The purist civil libertarian viewpoint says that accessibility should be voluntary, leaving the market to find and implement appropriate solutions. This sounds good in a political debate or as the topic of rousing dinner party conversation among individuals who have never experienced firsthand the devastating effects of discrimination, but when all is said and done--unlike Olson and Pinkerton--I have to live my personal politics and principles day in and day out in a reality that bears little or no resemblance to theirs.

I am blind. I have been around the block enough times to know that in a market-driven society concerned almost exclusively with stock prices and shareholders, doing the right thing isn't always at the top of everyone's list. In fact, oftentimes it doesn't make the list at all. Had society in general been willing to do the right thing in the first place, the Americans with Disabilities Act--celebrating its tenth anniversary this year--would never have been necessary. The reality is that--like racial integration--Internet access to people with disabilities isn't going to happen by itself, and--like racial segregation--denial or delay of access has profound and nearly irrevocable consequences on the educational and economic opportunities available to people with disabilities.

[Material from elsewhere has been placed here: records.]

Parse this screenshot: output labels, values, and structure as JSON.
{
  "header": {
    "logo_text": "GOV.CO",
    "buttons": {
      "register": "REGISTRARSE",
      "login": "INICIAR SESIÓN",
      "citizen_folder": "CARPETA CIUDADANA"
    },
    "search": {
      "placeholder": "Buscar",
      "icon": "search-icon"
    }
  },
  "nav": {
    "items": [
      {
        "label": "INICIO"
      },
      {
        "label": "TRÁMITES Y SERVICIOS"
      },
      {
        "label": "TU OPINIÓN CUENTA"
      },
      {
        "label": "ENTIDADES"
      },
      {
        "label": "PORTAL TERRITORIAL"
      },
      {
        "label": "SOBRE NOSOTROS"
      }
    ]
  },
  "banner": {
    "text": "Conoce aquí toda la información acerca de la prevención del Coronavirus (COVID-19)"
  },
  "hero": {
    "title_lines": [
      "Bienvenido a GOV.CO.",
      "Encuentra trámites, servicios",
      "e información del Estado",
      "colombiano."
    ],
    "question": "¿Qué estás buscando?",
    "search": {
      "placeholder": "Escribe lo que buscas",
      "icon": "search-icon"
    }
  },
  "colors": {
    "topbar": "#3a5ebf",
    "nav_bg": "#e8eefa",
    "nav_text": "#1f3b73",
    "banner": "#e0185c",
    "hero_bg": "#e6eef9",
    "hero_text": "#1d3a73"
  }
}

Walter Olson recently testified before the Subcommittee on the Constitution of the House Judiciary Committee in a February 9, 2000, hearing on "The Applicability of the Americans with Disabilities Act (ADA) to Private Internet Sites" (note 10), where he argued that the government should not mandate that the Internet be made accessible to people with disabilities because in his opinion such action would limit or stifle that which may be enjoyed by other Internet consumers. In effect he was suggesting that it was okay to trample on the civil rights of one group in order to ensure that the privileges of another group would not be denied.

If you're older than thirty, this attitude should sound very familiar. It wasn't all that long ago that segregationists argued that integration of our public schools would infringe upon the quality of education for white children and that integration of the work place would take jobs away from white workers, thereby justifying the continued educational and economic oppression of African-Americans because to do otherwise just wasn't convenient for the white establishment. Have we as a nation forgotten this so quickly?

In closing let me say that reading Pinkerton's article reminded me of our old family home movies. Within the flash of a single frame the screen would switch from scenes of us sledding down the neighbor's steep front yard to building sand castles on the beach, from hunting for Easter eggs in our back yard to cutting the Thanksgiving turkey, from opening our Christmas presents to Mother's Day Sunday dinner. He jumped from disjointed subject to unrelated concept in the blink of an eye, and to follow his misguided logic from the Microsoft verdict to the Americans with Disabilities Act required some serious imagination.

In the end my greatest regret is that many who read Pinkerton's flight of fancy will take it as gospel, never fully understanding the load of manure they have been dealt, and ultimately, the only ones who will pay for Pinkerton's actions are people with disabilities, who only want a chance to pursue our share of the American Dream. Is that too much to ask? Apparently Mr. Pinkerton thinks so. (note 11)

(Author's Note: Every single Web site I referenced in researching this article--including the article itself--was fully accessible to me with no trouble whatsoever. I guess here are at least ten Web pages out of the "hundreds of millions" that won't have to be "torn down" in order to comply with emerging federal access legislation.

Special thanks to Gregg and Kelly for technical and editorial advice and insights without which this article would not have been possible. My e-mail address is <[email protected]>.

Note 1: Newsday "Federal Gorilla Loose in Silicon Valley" <>